Oil Well Leak Inspections
Posted at 7:13 PM, Jun 14, 2022
and last updated 2022-06-15 14:32:25-04

BAKERSFIELD, Calif. (KERO) — The Kern County Board of Supervisors showed their support for a $200 million proposed in the state general fund budget to assist with capping state orphaned oil and gas wells across California.

Orphan oil wells threaten communities across California. Once oil and gas wells are done producing, experts say they need to be sealed to prevent pollution and protect the health and safety of nearby communities.

However, many operators fail to do that and abandon the wells.
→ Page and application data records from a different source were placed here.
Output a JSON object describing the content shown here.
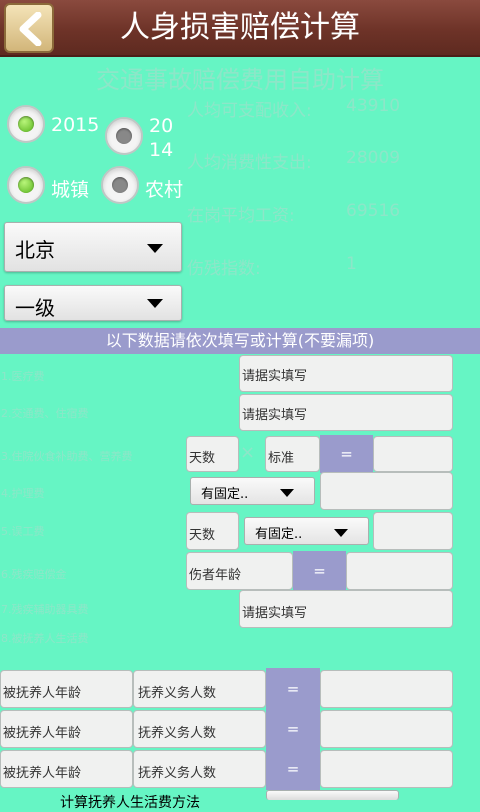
{
  "header": {
    "title": "人身损害赔偿计算"
  },
  "subtitle": "交通事故赔偿费用自助计算",
  "year_options": [
    "2015",
    "2014"
  ],
  "area_options": [
    "城镇",
    "农村"
  ],
  "info": [
    {
      "label": "人均可支配收入:",
      "value": "43910"
    },
    {
      "label": "人均消费性支出:",
      "value": "28009"
    },
    {
      "label": "在岗平均工资:",
      "value": "69516"
    },
    {
      "label": "伤残指数:",
      "value": "1"
    }
  ],
  "region_select": "北京",
  "grade_select": "一级",
  "section_title": "以下数据请依次填写或计算(不要漏项)",
  "items": [
    "1.医疗费",
    "2.交通费、住宿费",
    "3.住院伙食补助费、营养费",
    "4.护理费",
    "5.误工费",
    "6.残疾赔偿金",
    "7.残疾辅助器具费",
    "8.被抚养人生活费"
  ],
  "placeholders": {
    "actual": "请据实填写",
    "days": "天数",
    "standard": "标准",
    "fixed": "有固定..",
    "victim_age": "伤者年龄",
    "dependent_age": "被抚养人年龄",
    "obligors": "抚养义务人数"
  },
  "equals": "=",
  "times": "×",
  "bottom_button": "计算抚养人生活费方法"
}
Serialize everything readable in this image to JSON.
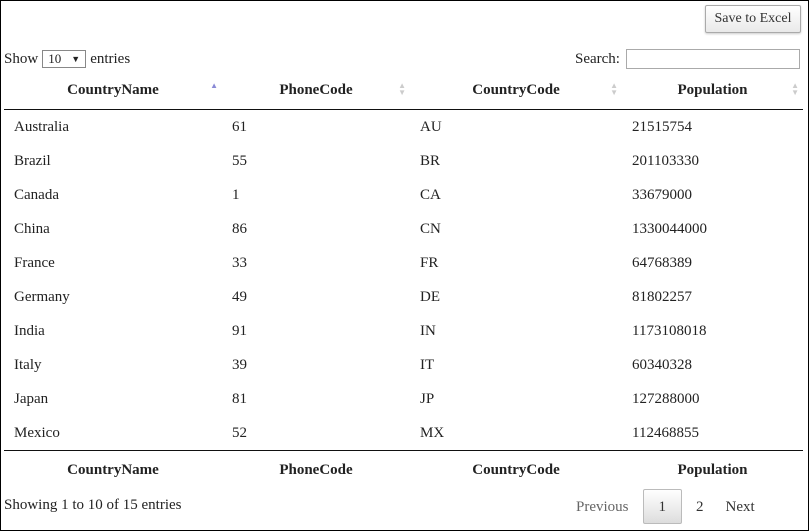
{
  "toolbar": {
    "save_label": "Save to Excel"
  },
  "length": {
    "show": "Show",
    "value": "10",
    "entries": "entries"
  },
  "search": {
    "label": "Search:",
    "value": ""
  },
  "columns": [
    "CountryName",
    "PhoneCode",
    "CountryCode",
    "Population"
  ],
  "sort": {
    "column": "CountryName",
    "direction": "ascending"
  },
  "rows": [
    [
      "Australia",
      "61",
      "AU",
      "21515754"
    ],
    [
      "Brazil",
      "55",
      "BR",
      "201103330"
    ],
    [
      "Canada",
      "1",
      "CA",
      "33679000"
    ],
    [
      "China",
      "86",
      "CN",
      "1330044000"
    ],
    [
      "France",
      "33",
      "FR",
      "64768389"
    ],
    [
      "Germany",
      "49",
      "DE",
      "81802257"
    ],
    [
      "India",
      "91",
      "IN",
      "1173108018"
    ],
    [
      "Italy",
      "39",
      "IT",
      "60340328"
    ],
    [
      "Japan",
      "81",
      "JP",
      "127288000"
    ],
    [
      "Mexico",
      "52",
      "MX",
      "112468855"
    ]
  ],
  "info": "Showing 1 to 10 of 15 entries",
  "pagination": {
    "previous": "Previous",
    "pages": [
      "1",
      "2"
    ],
    "current": "1",
    "next": "Next"
  }
}
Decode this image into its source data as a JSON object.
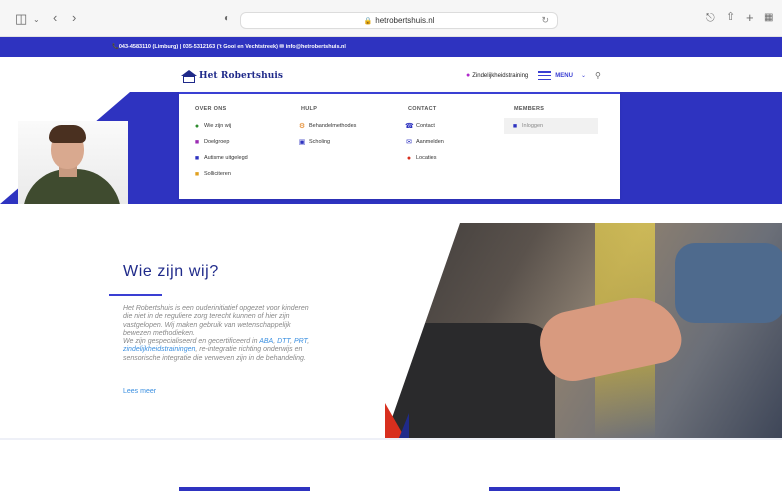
{
  "browser": {
    "url": "hetrobertshuis.nl",
    "icons": [
      "sidebar-icon",
      "chevron-down-icon",
      "back-icon",
      "forward-icon",
      "shield-icon",
      "lock-icon",
      "reload-icon",
      "download-icon",
      "share-icon",
      "new-tab-icon",
      "tab-overview-icon"
    ]
  },
  "topbar": {
    "contact_line": "📞043-4583110 (Limburg) | 035-5312163 ('t Gooi en Vechtstreek)  ✉ info@hetrobertshuis.nl"
  },
  "header": {
    "logo_text": "Het Robertshuis",
    "training_link": "Zindelijkheidstraining",
    "menu_label": "MENU"
  },
  "mega_menu": {
    "columns": [
      {
        "heading": "OVER ONS",
        "items": [
          {
            "label": "Wie zijn wij",
            "icon": "people-icon",
            "color": "#2e8b2e"
          },
          {
            "label": "Doelgroep",
            "icon": "target-icon",
            "color": "#9b2bb3"
          },
          {
            "label": "Autisme uitgelegd",
            "icon": "book-icon",
            "color": "#2e33c0"
          },
          {
            "label": "Solliciteren",
            "icon": "briefcase-icon",
            "color": "#e0a020"
          }
        ]
      },
      {
        "heading": "HULP",
        "items": [
          {
            "label": "Behandelmethodes",
            "icon": "gear-icon",
            "color": "#e07a10"
          },
          {
            "label": "Scholing",
            "icon": "monitor-icon",
            "color": "#2e33c0"
          }
        ]
      },
      {
        "heading": "CONTACT",
        "items": [
          {
            "label": "Contact",
            "icon": "phone-icon",
            "color": "#2e33c0"
          },
          {
            "label": "Aanmelden",
            "icon": "mail-icon",
            "color": "#2e33c0"
          },
          {
            "label": "Locaties",
            "icon": "pin-icon",
            "color": "#d82f1e"
          }
        ]
      },
      {
        "heading": "MEMBERS",
        "items": [
          {
            "label": "Inloggen",
            "icon": "lock-icon",
            "color": "#2e33c0"
          }
        ]
      }
    ]
  },
  "intro": {
    "title": "Wie zijn wij?",
    "paragraph_1": "Het Robertshuis is een ouderinitiatief opgezet voor kinderen die niet in de reguliere zorg terecht kunnen of hier zijn vastgelopen. Wij maken gebruik van wetenschappelijk bewezen methodieken.",
    "p2_prefix": "We zijn gespecialiseerd en gecertificeerd in ",
    "link_aba": "ABA",
    "sep_1": ", ",
    "link_dtt": "DTT",
    "sep_2": ", ",
    "link_prt": "PRT",
    "sep_3": ", ",
    "link_zind": "zindelijkheidstrainingen",
    "p2_suffix": ", re-integratie richting onderwijs en sensorische integratie die verweven zijn in de behandeling.",
    "read_more": "Lees meer"
  },
  "colors": {
    "brand_blue": "#2e33c0",
    "dark_blue": "#1f2a8a",
    "link_blue": "#3a8fe0",
    "accent_red": "#d82f1e"
  }
}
This means it's then left to local communities to deal with the health effects.

Kern County’s Director of Planning and Natural Resources Lorelei Oviatt says orphaned wells in Kern were permitted by the state and says it needs to step up and plug the leaking wells located in disadvantaged communities.

“We would like to see CalGEM [Division of Oil, Gas, and Geothermal Resources] which is the people responsible for this prioritize the disadvantaged communities, the places where people live around Arvin, Lamont, and these areas."

Oviatt goes on to say that even though the money for capping the wells has not been reconciled with Governor Gavin Newsom's overall budget, she would like to see the state prioritize Kern County when the time comes.

Oviatt says the county can only show its support for environmental protection and cannot allocate its own money to this cleanup because it does not want to take away from other necessary resources like the fire department, sheriff’s office, and Kern County libraries, and instead is demanding the state take responsibility for its permits.